Aim of the task>
Repeat the records below word for word.

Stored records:
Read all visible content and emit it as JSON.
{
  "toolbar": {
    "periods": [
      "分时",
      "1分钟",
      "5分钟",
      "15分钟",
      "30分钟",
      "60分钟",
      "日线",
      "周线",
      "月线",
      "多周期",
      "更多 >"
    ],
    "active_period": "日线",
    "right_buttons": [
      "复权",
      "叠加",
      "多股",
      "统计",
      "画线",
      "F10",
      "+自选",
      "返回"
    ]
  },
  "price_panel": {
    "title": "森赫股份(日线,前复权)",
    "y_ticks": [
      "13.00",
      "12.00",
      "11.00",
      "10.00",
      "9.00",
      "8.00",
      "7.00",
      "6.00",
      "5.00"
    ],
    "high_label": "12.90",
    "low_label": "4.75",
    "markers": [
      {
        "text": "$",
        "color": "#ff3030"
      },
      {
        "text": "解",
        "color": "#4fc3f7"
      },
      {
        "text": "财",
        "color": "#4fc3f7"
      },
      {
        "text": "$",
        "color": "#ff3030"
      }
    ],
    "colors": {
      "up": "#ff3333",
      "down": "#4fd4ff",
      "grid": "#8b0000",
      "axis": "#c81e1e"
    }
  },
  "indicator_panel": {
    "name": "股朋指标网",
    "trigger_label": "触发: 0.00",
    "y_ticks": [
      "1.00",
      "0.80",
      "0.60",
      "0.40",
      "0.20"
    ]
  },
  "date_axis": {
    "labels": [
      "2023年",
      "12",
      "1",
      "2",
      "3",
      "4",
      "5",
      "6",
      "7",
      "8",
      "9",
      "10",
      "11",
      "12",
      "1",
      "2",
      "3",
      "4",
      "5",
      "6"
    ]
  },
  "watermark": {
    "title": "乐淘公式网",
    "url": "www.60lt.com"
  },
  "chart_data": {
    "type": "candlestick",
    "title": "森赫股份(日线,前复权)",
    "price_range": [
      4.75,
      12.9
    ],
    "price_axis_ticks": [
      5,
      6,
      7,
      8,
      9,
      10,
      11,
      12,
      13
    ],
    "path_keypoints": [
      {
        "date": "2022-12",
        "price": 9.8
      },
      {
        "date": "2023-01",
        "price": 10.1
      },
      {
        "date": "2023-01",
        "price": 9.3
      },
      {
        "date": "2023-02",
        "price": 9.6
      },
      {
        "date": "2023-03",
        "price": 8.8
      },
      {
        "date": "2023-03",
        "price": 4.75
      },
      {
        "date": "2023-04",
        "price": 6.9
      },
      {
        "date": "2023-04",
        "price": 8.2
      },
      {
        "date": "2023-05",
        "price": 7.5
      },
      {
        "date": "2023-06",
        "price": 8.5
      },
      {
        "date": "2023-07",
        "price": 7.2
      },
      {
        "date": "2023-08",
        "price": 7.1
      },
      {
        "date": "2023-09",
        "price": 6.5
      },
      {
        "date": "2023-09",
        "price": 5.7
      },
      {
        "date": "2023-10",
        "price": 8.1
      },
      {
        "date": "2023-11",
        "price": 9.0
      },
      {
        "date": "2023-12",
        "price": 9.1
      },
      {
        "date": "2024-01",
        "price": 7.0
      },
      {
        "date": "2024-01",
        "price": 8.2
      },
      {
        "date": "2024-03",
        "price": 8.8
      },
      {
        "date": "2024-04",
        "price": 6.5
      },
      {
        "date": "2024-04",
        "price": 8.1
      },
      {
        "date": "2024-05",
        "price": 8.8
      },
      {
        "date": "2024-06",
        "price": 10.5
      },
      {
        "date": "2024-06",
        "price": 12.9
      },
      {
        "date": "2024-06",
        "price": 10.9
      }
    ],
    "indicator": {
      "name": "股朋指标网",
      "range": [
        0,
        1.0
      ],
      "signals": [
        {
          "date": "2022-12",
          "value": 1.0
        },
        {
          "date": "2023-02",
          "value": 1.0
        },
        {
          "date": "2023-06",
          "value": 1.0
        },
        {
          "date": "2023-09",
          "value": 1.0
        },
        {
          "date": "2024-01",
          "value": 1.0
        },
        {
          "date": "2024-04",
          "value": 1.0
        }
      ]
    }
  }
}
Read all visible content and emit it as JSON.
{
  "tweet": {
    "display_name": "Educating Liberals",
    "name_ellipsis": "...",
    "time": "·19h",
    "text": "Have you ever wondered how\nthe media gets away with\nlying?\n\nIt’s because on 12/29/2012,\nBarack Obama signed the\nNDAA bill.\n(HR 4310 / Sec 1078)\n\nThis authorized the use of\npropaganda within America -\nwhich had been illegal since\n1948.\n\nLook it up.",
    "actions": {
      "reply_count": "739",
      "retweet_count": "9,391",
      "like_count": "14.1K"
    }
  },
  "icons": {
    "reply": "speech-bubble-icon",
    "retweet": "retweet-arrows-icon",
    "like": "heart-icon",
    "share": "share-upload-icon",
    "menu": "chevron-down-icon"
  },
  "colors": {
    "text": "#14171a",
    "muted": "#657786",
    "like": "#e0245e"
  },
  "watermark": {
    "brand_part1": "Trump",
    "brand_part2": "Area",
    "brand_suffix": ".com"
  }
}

Exercise answer>
Read all visible content and emit it as JSON.
{
  "toolbar": {
    "periods": [
      "分时",
      "1分钟",
      "5分钟",
      "15分钟",
      "30分钟",
      "60分钟",
      "日线",
      "周线",
      "月线",
      "多周期",
      "更多 >"
    ],
    "active_period": "日线",
    "right_buttons": [
      "复权",
      "叠加",
      "多股",
      "统计",
      "画线",
      "F10",
      "+自选",
      "返回"
    ]
  },
  "price_panel": {
    "title": "森赫股份(日线,前复权)",
    "y_ticks": [
      "13.00",
      "12.00",
      "11.00",
      "10.00",
      "9.00",
      "8.00",
      "7.00",
      "6.00",
      "5.00"
    ],
    "high_label": "12.90",
    "low_label": "4.75",
    "markers": [
      {
        "text": "$",
        "color": "#ff3030"
      },
      {
        "text": "解",
        "color": "#4fc3f7"
      },
      {
        "text": "财",
        "color": "#4fc3f7"
      },
      {
        "text": "$",
        "color": "#ff3030"
      }
    ],
    "colors": {
      "up": "#ff3333",
      "down": "#4fd4ff",
      "grid": "#8b0000",
      "axis": "#c81e1e"
    }
  },
  "indicator_panel": {
    "name": "股朋指标网",
    "trigger_label": "触发: 0.00",
    "y_ticks": [
      "1.00",
      "0.80",
      "0.60",
      "0.40",
      "0.20"
    ]
  },
  "date_axis": {
    "labels": [
      "2023年",
      "12",
      "1",
      "2",
      "3",
      "4",
      "5",
      "6",
      "7",
      "8",
      "9",
      "10",
      "11",
      "12",
      "1",
      "2",
      "3",
      "4",
      "5",
      "6"
    ]
  },
  "watermark": {
    "title": "乐淘公式网",
    "url": "www.60lt.com"
  },
  "chart_data": {
    "type": "candlestick",
    "title": "森赫股份(日线,前复权)",
    "price_range": [
      4.75,
      12.9
    ],
    "price_axis_ticks": [
      5,
      6,
      7,
      8,
      9,
      10,
      11,
      12,
      13
    ],
    "path_keypoints": [
      {
        "date": "2022-12",
        "price": 9.8
      },
      {
        "date": "2023-01",
        "price": 10.1
      },
      {
        "date": "2023-01",
        "price": 9.3
      },
      {
        "date": "2023-02",
        "price": 9.6
      },
      {
        "date": "2023-03",
        "price": 8.8
      },
      {
        "date": "2023-03",
        "price": 4.75
      },
      {
        "date": "2023-04",
        "price": 6.9
      },
      {
        "date": "2023-04",
        "price": 8.2
      },
      {
        "date": "2023-05",
        "price": 7.5
      },
      {
        "date": "2023-06",
        "price": 8.5
      },
      {
        "date": "2023-07",
        "price": 7.2
      },
      {
        "date": "2023-08",
        "price": 7.1
      },
      {
        "date": "2023-09",
        "price": 6.5
      },
      {
        "date": "2023-09",
        "price": 5.7
      },
      {
        "date": "2023-10",
        "price": 8.1
      },
      {
        "date": "2023-11",
        "price": 9.0
      },
      {
        "date": "2023-12",
        "price": 9.1
      },
      {
        "date": "2024-01",
        "price": 7.0
      },
      {
        "date": "2024-01",
        "price": 8.2
      },
      {
        "date": "2024-03",
        "price": 8.8
      },
      {
        "date": "2024-04",
        "price": 6.5
      },
      {
        "date": "2024-04",
        "price": 8.1
      },
      {
        "date": "2024-05",
        "price": 8.8
      },
      {
        "date": "2024-06",
        "price": 10.5
      },
      {
        "date": "2024-06",
        "price": 12.9
      },
      {
        "date": "2024-06",
        "price": 10.9
      }
    ],
    "indicator": {
      "name": "股朋指标网",
      "range": [
        0,
        1.0
      ],
      "signals": [
        {
          "date": "2022-12",
          "value": 1.0
        },
        {
          "date": "2023-02",
          "value": 1.0
        },
        {
          "date": "2023-06",
          "value": 1.0
        },
        {
          "date": "2023-09",
          "value": 1.0
        },
        {
          "date": "2024-01",
          "value": 1.0
        },
        {
          "date": "2024-04",
          "value": 1.0
        }
      ]
    }
  }
}
Read all visible content and emit it as JSON.
{
  "tweet": {
    "display_name": "Educating Liberals",
    "name_ellipsis": "...",
    "time": "·19h",
    "text": "Have you ever wondered how\nthe media gets away with\nlying?\n\nIt’s because on 12/29/2012,\nBarack Obama signed the\nNDAA bill.\n(HR 4310 / Sec 1078)\n\nThis authorized the use of\npropaganda within America -\nwhich had been illegal since\n1948.\n\nLook it up.",
    "actions": {
      "reply_count": "739",
      "retweet_count": "9,391",
      "like_count": "14.1K"
    }
  },
  "icons": {
    "reply": "speech-bubble-icon",
    "retweet": "retweet-arrows-icon",
    "like": "heart-icon",
    "share": "share-upload-icon",
    "menu": "chevron-down-icon"
  },
  "colors": {
    "text": "#14171a",
    "muted": "#657786",
    "like": "#e0245e"
  },
  "watermark": {
    "brand_part1": "Trump",
    "brand_part2": "Area",
    "brand_suffix": ".com"
  }
}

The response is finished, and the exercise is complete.